Chicago has many smells. From the delicious aromas of Garrett’s Popcorn to the enticing Chicago dogs at a baseball game, these scents are favorites around Chicago. But, one smell in Chicago is eagerly anticipated for a different reason. The Chicago Botanic Garden is awaiting the rare bloom of Spike, the titan arum or corpse flower.
With the name like corpse flower, the distinctive smell from Spike is not the sweet, floral notes expected from a blooming flower. The terrible stench, coupled with its odd shape and large size, makes Spike a popular attraction in the Semi-Tropical Greenhouse at the Chicago Botanic Garden.
The titan arum is native to the rainforests of western Sumatra, Indonesia and it rarely blooms. The Chicago Botanical Garden speculates that Spike will bloom sometime in the next two weeks. Chicagoans will have the opportunity to view and smell this rare bloom. On the evening that the titan arum reaches peak bloom, the Garden will remain open to the public till 2 a.m.

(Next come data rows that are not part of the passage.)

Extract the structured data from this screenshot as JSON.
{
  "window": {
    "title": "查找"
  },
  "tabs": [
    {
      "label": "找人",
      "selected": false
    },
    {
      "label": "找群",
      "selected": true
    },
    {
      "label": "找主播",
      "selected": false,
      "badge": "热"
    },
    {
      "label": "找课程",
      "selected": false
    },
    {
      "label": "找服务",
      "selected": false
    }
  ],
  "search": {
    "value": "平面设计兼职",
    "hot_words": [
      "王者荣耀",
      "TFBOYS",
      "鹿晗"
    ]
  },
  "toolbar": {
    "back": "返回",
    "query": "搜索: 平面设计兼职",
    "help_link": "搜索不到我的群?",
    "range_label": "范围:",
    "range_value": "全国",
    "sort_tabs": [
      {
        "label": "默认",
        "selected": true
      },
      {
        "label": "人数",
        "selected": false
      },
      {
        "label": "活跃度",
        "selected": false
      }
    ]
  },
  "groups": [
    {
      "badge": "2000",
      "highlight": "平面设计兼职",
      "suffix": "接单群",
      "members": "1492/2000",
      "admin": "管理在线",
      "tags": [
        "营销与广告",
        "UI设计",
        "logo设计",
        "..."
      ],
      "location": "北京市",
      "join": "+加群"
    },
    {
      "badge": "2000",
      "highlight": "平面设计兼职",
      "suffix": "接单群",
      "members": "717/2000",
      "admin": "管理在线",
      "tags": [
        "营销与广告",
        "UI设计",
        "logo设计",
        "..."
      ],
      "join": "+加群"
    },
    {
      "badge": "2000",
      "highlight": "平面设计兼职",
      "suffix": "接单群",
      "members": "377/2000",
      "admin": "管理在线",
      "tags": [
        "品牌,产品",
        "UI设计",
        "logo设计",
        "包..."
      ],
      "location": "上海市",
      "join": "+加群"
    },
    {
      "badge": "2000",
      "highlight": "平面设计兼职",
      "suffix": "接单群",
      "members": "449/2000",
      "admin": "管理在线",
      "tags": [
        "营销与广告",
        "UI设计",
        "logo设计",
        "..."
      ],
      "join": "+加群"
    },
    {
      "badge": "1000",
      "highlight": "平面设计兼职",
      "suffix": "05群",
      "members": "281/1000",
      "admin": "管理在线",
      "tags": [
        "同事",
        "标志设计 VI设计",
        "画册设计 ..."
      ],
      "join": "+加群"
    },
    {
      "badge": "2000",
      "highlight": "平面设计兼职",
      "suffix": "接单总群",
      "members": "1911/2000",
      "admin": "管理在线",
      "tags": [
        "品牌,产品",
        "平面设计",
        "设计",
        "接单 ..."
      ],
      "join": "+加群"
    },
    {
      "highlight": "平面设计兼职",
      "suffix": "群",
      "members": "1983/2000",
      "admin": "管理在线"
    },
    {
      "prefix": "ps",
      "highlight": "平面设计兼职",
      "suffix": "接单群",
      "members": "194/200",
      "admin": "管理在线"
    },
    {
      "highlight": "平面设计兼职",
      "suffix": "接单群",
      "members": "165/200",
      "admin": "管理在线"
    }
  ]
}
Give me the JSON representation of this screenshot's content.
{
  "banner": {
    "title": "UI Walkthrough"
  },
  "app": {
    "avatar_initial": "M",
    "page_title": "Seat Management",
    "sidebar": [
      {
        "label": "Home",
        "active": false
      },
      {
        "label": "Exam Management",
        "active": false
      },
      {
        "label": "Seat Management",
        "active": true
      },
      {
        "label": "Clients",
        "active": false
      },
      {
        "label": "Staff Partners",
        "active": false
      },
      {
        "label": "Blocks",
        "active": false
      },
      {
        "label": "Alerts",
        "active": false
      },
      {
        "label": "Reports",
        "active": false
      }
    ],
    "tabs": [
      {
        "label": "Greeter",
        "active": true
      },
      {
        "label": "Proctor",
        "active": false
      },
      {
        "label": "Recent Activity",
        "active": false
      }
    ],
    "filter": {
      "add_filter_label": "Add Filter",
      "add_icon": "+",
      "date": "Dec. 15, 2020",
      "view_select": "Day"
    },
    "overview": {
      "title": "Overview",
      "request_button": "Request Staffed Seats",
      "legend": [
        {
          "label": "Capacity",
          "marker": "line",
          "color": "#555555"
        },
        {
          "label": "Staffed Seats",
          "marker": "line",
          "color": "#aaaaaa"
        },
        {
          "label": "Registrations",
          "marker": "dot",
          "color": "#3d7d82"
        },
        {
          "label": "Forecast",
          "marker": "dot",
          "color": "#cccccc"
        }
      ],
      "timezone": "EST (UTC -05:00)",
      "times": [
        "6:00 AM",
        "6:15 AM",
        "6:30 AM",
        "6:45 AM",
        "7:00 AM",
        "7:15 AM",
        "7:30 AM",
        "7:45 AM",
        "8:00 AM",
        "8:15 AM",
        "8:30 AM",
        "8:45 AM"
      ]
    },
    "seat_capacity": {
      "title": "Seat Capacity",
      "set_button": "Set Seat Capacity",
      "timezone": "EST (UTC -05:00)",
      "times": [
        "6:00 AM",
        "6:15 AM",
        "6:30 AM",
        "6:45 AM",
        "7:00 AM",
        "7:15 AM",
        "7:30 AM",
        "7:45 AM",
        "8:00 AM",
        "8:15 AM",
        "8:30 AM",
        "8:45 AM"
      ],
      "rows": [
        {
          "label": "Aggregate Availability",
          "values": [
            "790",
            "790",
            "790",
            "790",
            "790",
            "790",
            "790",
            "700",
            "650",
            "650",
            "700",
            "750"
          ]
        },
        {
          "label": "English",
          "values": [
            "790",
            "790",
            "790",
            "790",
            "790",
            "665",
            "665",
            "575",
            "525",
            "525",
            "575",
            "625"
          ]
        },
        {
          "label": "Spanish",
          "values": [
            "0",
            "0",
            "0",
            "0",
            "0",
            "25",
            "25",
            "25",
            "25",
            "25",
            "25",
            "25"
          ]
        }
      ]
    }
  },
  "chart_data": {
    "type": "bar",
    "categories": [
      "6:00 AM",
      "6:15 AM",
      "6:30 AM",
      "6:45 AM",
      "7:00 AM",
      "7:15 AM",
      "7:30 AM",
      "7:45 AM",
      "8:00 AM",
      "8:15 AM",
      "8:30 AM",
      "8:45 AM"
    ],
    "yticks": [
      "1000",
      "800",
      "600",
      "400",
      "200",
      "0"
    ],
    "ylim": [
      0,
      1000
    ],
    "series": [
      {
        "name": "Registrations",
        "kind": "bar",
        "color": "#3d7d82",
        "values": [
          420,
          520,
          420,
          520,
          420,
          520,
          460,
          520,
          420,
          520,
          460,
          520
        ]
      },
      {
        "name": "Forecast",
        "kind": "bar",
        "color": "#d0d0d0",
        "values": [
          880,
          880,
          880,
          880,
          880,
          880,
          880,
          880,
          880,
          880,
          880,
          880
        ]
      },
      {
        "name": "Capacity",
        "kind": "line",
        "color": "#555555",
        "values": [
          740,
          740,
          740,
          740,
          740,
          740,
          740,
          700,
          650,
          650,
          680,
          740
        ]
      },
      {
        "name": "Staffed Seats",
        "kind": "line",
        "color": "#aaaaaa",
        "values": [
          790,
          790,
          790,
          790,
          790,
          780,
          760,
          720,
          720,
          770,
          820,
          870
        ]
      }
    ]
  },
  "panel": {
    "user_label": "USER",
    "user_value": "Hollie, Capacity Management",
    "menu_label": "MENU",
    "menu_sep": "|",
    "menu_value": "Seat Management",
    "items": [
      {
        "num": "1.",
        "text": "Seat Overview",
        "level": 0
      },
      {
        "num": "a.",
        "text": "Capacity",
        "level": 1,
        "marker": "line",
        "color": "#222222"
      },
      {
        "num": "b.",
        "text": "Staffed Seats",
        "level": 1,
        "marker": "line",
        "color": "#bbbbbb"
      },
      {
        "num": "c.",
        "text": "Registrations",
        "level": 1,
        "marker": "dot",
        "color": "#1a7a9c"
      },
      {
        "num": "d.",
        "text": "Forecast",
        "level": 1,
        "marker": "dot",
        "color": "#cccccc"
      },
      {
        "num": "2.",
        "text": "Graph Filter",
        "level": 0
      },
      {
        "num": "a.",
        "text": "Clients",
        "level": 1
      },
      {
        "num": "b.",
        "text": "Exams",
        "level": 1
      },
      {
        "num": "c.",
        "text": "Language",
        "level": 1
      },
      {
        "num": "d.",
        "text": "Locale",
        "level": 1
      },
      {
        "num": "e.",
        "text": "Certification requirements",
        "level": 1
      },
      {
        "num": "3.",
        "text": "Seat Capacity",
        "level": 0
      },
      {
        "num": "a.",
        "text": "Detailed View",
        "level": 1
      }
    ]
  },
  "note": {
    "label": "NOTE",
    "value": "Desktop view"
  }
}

Provided by the Garden, a few key points about the titan arum are:
- The titan arum can take a decade to produce one bloom, consisting of a tall spadix (flower structure) wrapped by a spathe (a frilly leaf), in hopes that pollination will produce seed to grow the next plant.
- The true flowers (about 750 female and 450 to 5,000 male) are located in two rings at the bottom of the spadix.
- When ready for fertilization, the female flowers emit a scent that attracts their pollinators, carrion beetles and flesh flies.
- As the plant heats up internally to more than 90 degrees Fahrenheit, the scent is volatilized, enabling it to travel up to an acre to alert pollinators.
- The nauseating stench, which has been described as a combination of limburger cheese, garlic, rotting fish, and smelly feet, lasts for a few hours and is strongest in the early hours of the morning.
- By daybreak, the scent begins to dissipate and the male flowers open, releasing pollen that covers the unsuspecting insects that are still in the “vase: formed by the spathe.
- Having flowered and possibly been pollinated, the bloom quickly closes and the spadix collapses, releasing the insects to pollinate other plants.
The Chicago Botanic Garden is located at 1000 Lake Cook Road, Glencoe, IL 60022. Admission to the gardens is free. Parking rates apply.
Follow Chicago Botanic Garden on social media at @chicagobotanic and #CBGSpike for updates.